House Introduces Pilot’s Bill of Rights

House puts forth its own legislation as similar bill pends in the Senate.

Pilot's Bill of Rights
Pilot's Bill of Rights

Following Sen. James Inhofe’s (R.-Okla.) introduction of a Pilot’s Bill of Rights last summer, House representatives have now proposed similar legislation aimed at strengthening safeguards for general aviation pilots.

The new bill, put forth by House General Aviation Caucus co-chair Sam Graves (R.-Mo.) and fellow caucus member Daniel Lipinski (D-Ill.) earlier this week, would, like the one introduced in the Senate, require the FAA to not only notify pilots under investigation about the charges and evidence against them in sufficient time before proceedings, but to inform them of what future actions can and can’t be used against them. The bill would also strengthen the appeal process for pilots facing infractions in an attempt to improve current procedures that many allege do not give sufficient and fair review to aviators.

Additionally, the bill would streamline the notam system and force the FAA to review and revise its medical certification procedures so that they align with “present-day qualified medical judgment and practices.”

The Senate version of the bill has gained 60 co-sponsors to date and is currently pending within the Committee on Commerce, Science and Transportation. Sen. Inhofe introduced the bill after facing enforcement action for landing his Cessna 340 on a closed runway. Inhofe, a pilot with 10,000 hours under his belt, contends the notam for the runway closure had never been filed and that he was unable to access evidence against him in time to properly respond to the allegations.
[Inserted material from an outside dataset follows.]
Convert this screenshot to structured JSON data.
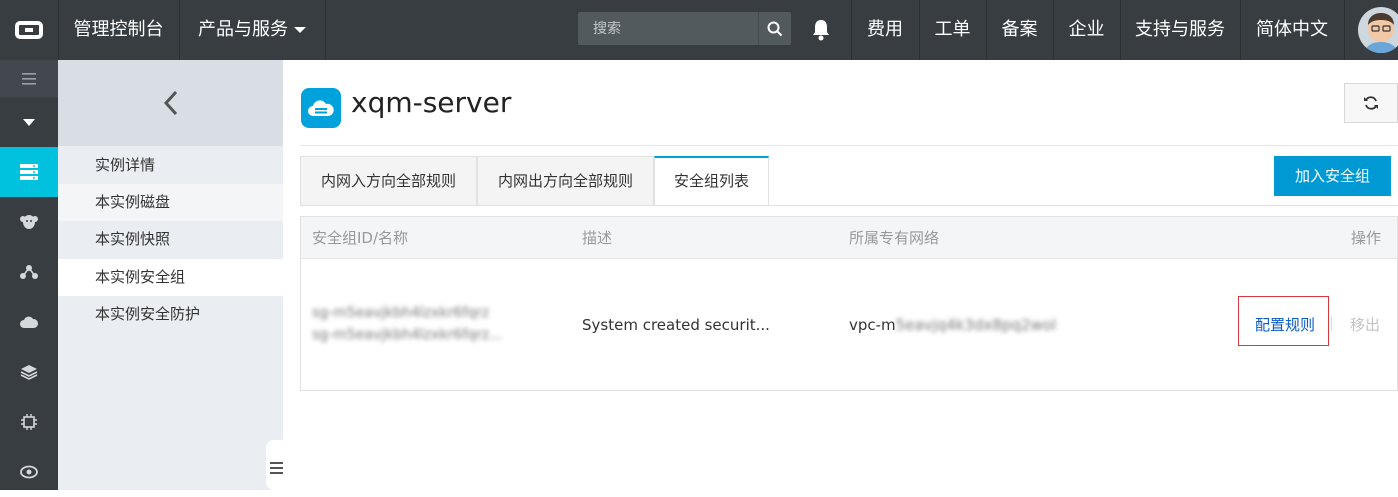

Graves and Lipinski are now asking their fellow members of the House to coalesce around the bill, and are urging others to join them as co-sponsors. The bill can be read here.